Keep Reading Show less
Collective membership


Jess Bowen
"I ended up tandem feeding my two children until my daughter turned 4.5 years old," says British mother of two and model Jess Bowen.

As it happened, tandem feeding was never part of the plan and it was only after reading about it online that she knew it was possible. Jess now shares her story online too, through her blog and Instagram account @modelmother, in the hope that it'll inspire others, just as she was once inspired. "I'm still breastfeeding my son who has recently turned two and we are both happy with how it's going although the plan is to night wean him as soon as his final tooth is through because mama needs some rest!"

Keep Reading Show less
Sign Up For A Weekly Dose Of Mama Love

The story we are told of motherhood is one of lightness that leans into the beautiful, the incredible and the magical. However, for all the lightness there is shade, and in the shadows lies a rollercoaster which pushes you to your limits and at times breaks you. Both sides are important for open, real dialogue around motherhood. As a health professional I entered motherhood confident. I had all the resources at my fingers tips as a women's health physiotherapist. Despite this, my journey was far from smooth. Even though I was well informed, it didn't make me immune to the real emotional and physical challenges of motherhood that are still so rarely discussed.

Keep Reading Show less

Rebecca Ritman with her son Sonny

Pepita Fernandez
From rubber rings to earth-shattering epiphanies

Ever since my son was five weeks old, when I felt like I had just woken up from a very long and very intense dream involving repeatedly putting cold cabbage leaves on my nipples (nature's balm for that brutal early breastfeeding soreness), I have been mentally amassing a list of all the things that really, really made a difference. The moments that, whether psychologically or physically, gave me the fresh legs I needed to keep on going on my own new-baby marathon. Or the things I didn't do, that I would have done, had I known about them ahead of time.

Keep Reading Show less

The Grace Tales is a global lifestyle platform for mothers searching for style, substance, and solidarity. Driven by creating content, community and connection, we celebrate the paradox of modern motherhood; the struggle and the beauty, the joy and the relentlessness.

Sophie Harris-Taylor captures something we often try so hard to hide: our vulnerability. As mothers, we're supposed to be strong and powerful, yet what is often overlooked is that our transition into becoming a mother is the most vulnerable period of our lives...

"I think we're often afraid to show our vulnerabilities," agrees London-based Harris-Taylor. "Perhaps we think by showing this side people are going to judge and only see weakness. Where actually I think there's something incredibly powerful and strong about being openly vulnerable. I'm in awe of the people I photograph, its often about striking the balance between confidence and vulnerability.
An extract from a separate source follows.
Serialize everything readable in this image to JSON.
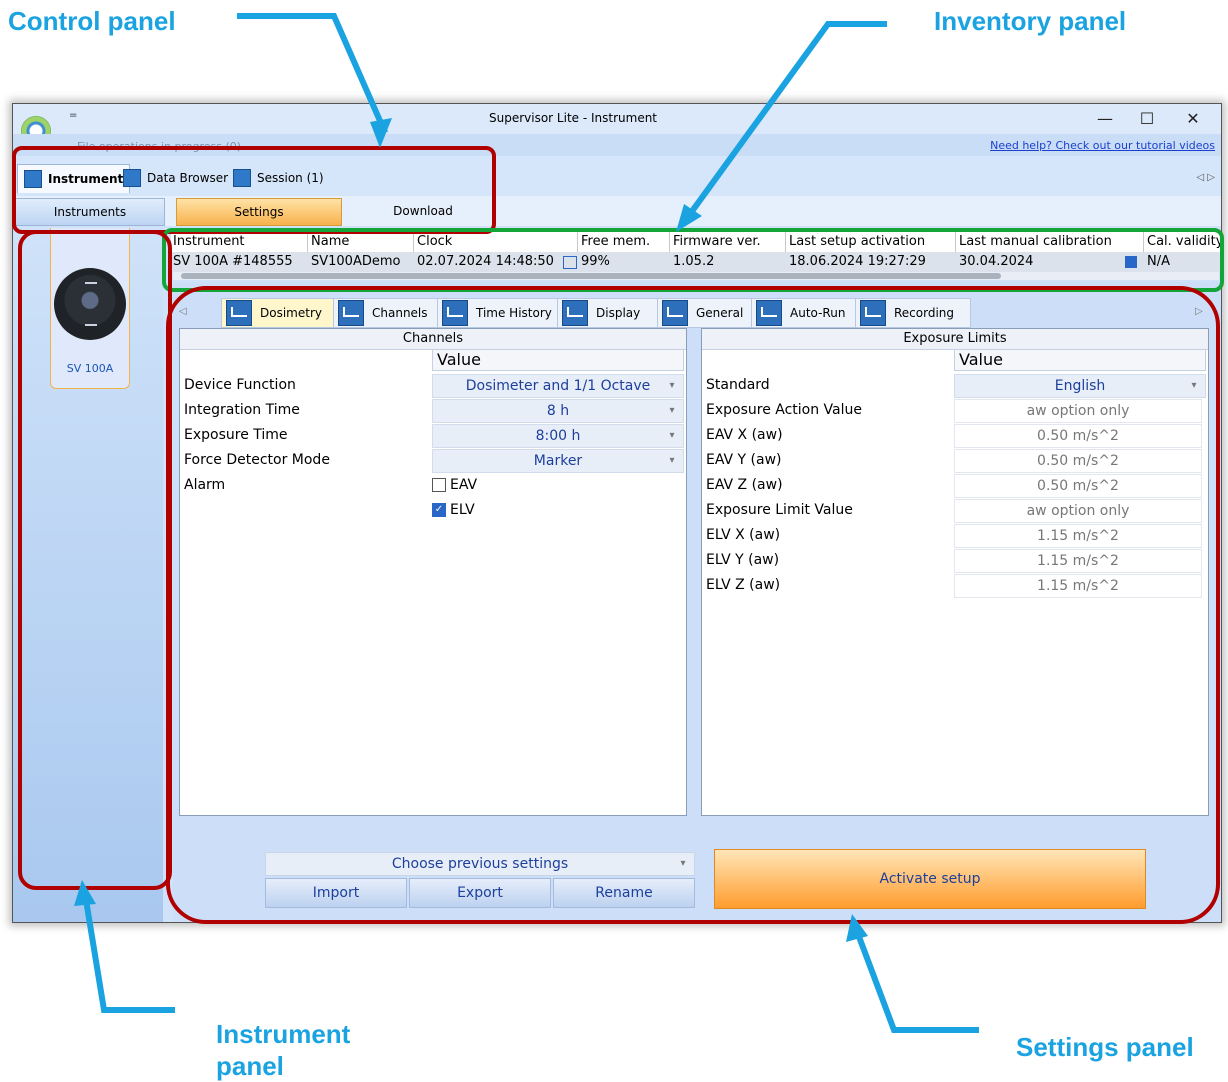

I've found my work to be a very therapeutic experience, it took me a while to open up myself, but by doing this it has allowed my subjects to open up and engage in an honest conversation."

Keep Reading Show less
"I know that abandoned is a word that has been used in telling that story, but I actually don't want to use that word anymore," Zoe Hendrix tells me, when we go back to the beginning of her life, when she was born amidst the Eritrea-Ethiopia border war...
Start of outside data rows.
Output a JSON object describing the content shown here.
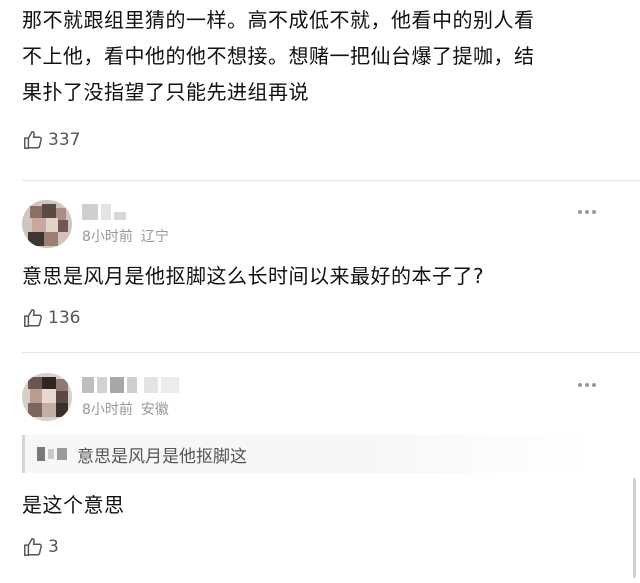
{
  "comments": [
    {
      "text_lines": [
        "那不就跟组里猜的一样。高不成低不就，他看中的别人看",
        "不上他，看中他的他不想接。想赌一把仙台爆了提咖，结",
        "果扑了没指望了只能先进组再说"
      ],
      "likes": "337"
    },
    {
      "time": "8小时前",
      "location": "辽宁",
      "text": "意思是风月是他抠脚这么长时间以来最好的本子了?",
      "likes": "136"
    },
    {
      "time": "8小时前",
      "location": "安徽",
      "quote_text": "意思是风月是他抠脚这",
      "text": "是这个意思",
      "likes": "3"
    }
  ],
  "icons": {
    "like": "thumbs-up-icon",
    "more": "more-dots-icon"
  },
  "colors": {
    "meta_gray": "#999999",
    "divider": "#e6e6e6"
  }
}
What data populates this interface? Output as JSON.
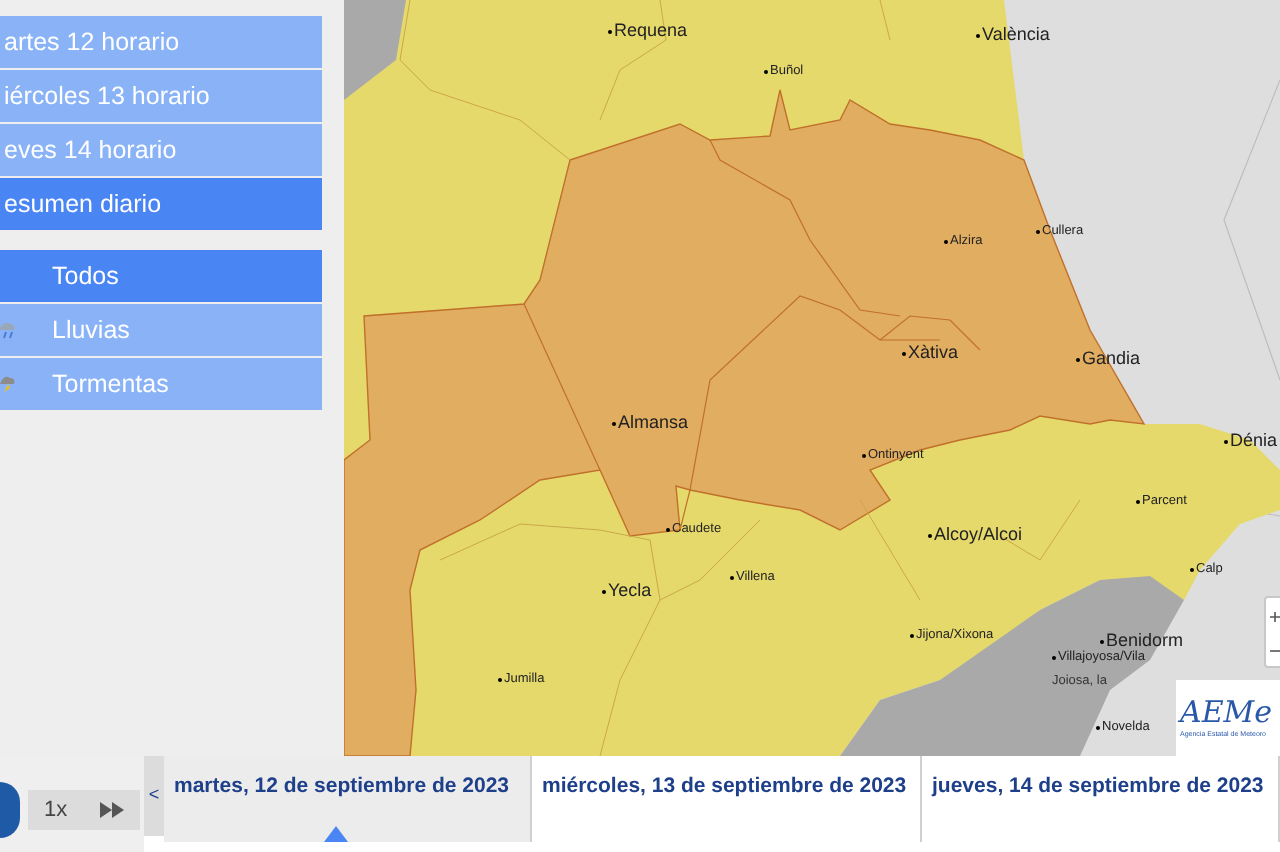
{
  "sidebar": {
    "days": [
      {
        "label": "artes 12 horario",
        "selected": false
      },
      {
        "label": "iércoles 13 horario",
        "selected": false
      },
      {
        "label": "eves 14 horario",
        "selected": false
      },
      {
        "label": "esumen diario",
        "selected": true
      }
    ],
    "filters": [
      {
        "label": "Todos",
        "selected": true,
        "kind": "none"
      },
      {
        "label": "Lluvias",
        "selected": false,
        "kind": "rain"
      },
      {
        "label": "Tormentas",
        "selected": false,
        "kind": "storm"
      }
    ]
  },
  "map": {
    "places": [
      {
        "name": "Requena",
        "kind": "city"
      },
      {
        "name": "València",
        "kind": "city"
      },
      {
        "name": "Buñol",
        "kind": "town"
      },
      {
        "name": "Alzira",
        "kind": "town"
      },
      {
        "name": "Cullera",
        "kind": "town"
      },
      {
        "name": "Xàtiva",
        "kind": "city"
      },
      {
        "name": "Gandia",
        "kind": "city"
      },
      {
        "name": "Almansa",
        "kind": "city"
      },
      {
        "name": "Ontinyent",
        "kind": "town"
      },
      {
        "name": "Dénia",
        "kind": "city"
      },
      {
        "name": "Parcent",
        "kind": "town"
      },
      {
        "name": "Caudete",
        "kind": "town"
      },
      {
        "name": "Alcoy/Alcoi",
        "kind": "city"
      },
      {
        "name": "Calp",
        "kind": "town"
      },
      {
        "name": "Villena",
        "kind": "town"
      },
      {
        "name": "Yecla",
        "kind": "city"
      },
      {
        "name": "Benidorm",
        "kind": "city"
      },
      {
        "name": "Jijona/Xixona",
        "kind": "town"
      },
      {
        "name": "Villajoyosa/Vila",
        "kind": "town"
      },
      {
        "name": "Joiosa, la",
        "kind": "continuation"
      },
      {
        "name": "Jumilla",
        "kind": "town"
      },
      {
        "name": "Novelda",
        "kind": "town"
      }
    ],
    "logo": {
      "mark": "AEMe",
      "subtitle": "Agencia Estatal de Meteoro"
    }
  },
  "player": {
    "speed": "1x"
  },
  "timeline": {
    "prev": "<",
    "days": [
      {
        "label": "martes, 12 de septiembre de 2023",
        "selected": true
      },
      {
        "label": "miércoles, 13 de septiembre de 2023",
        "selected": false
      },
      {
        "label": "jueves, 14 de septiembre de 2023",
        "selected": false
      }
    ]
  }
}
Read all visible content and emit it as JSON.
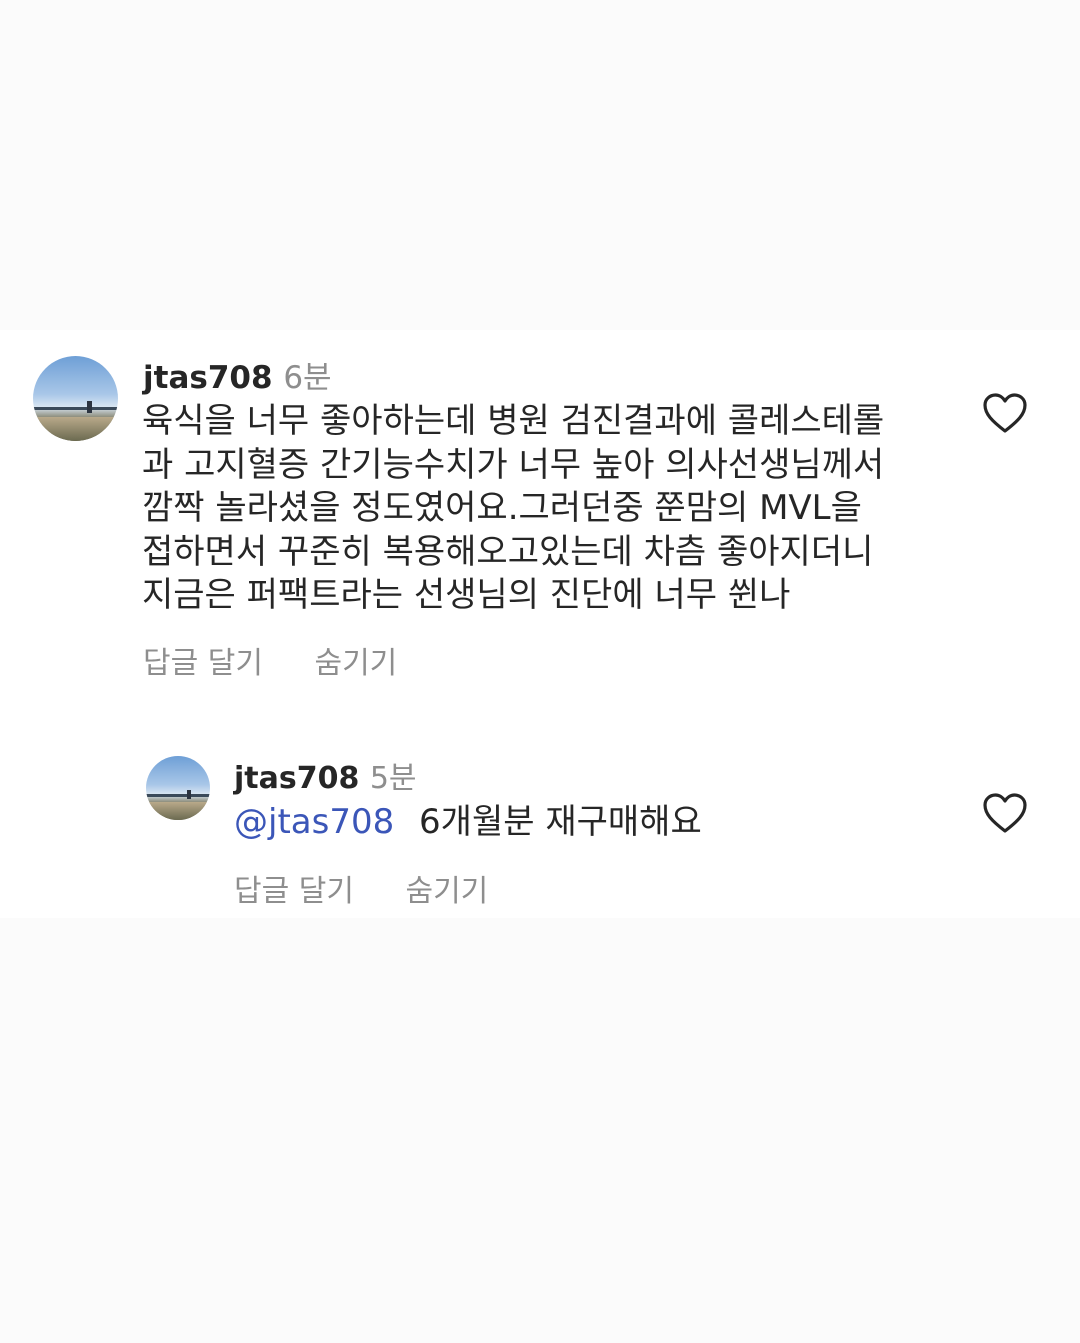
{
  "comment": {
    "username": "jtas708",
    "time": "6분",
    "lines": [
      "육식을 너무 좋아하는데 병원 검진결과에 콜레스테롤",
      "과 고지혈증 간기능수치가 너무 높아 의사선생님께서",
      "깜짝 놀라셨을 정도였어요.그러던중 쭌맘의 MVL을",
      "접하면서 꾸준히 복용해오고있는데  차츰 좋아지더니",
      "지금은 퍼팩트라는 선생님의 진단에 너무 쒼나"
    ],
    "reply_label": "답글 달기",
    "hide_label": "숨기기",
    "like_icon": "heart-outline-icon"
  },
  "reply": {
    "username": "jtas708",
    "time": "5분",
    "mention": "@jtas708",
    "text": "6개월분 재구매해요",
    "reply_label": "답글 달기",
    "hide_label": "숨기기",
    "like_icon": "heart-outline-icon"
  },
  "colors": {
    "mention": "#3b56b8",
    "meta": "#8e8e8e",
    "text": "#262626"
  }
}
When she was five years old, she went to live at an Ethiopian orphanage with her twin brother. In her own words, "It sounds like you abandon an old tire on the road or something, and to me, it's more that she surrendered us because she was very unwell. I only learned this recently as well, so that's why I want to correct the wording I have used previously." Hendrix and her brother were later adopted by a Tasmanian couple and moved to Australia. Fast forward to 2015, and the country watched Zoe marry Alex Garner on the very first season of Married at First Sight. The couple went onto have a beautiful daughter Harper-Rose, but have since separated.

Keep Reading Show less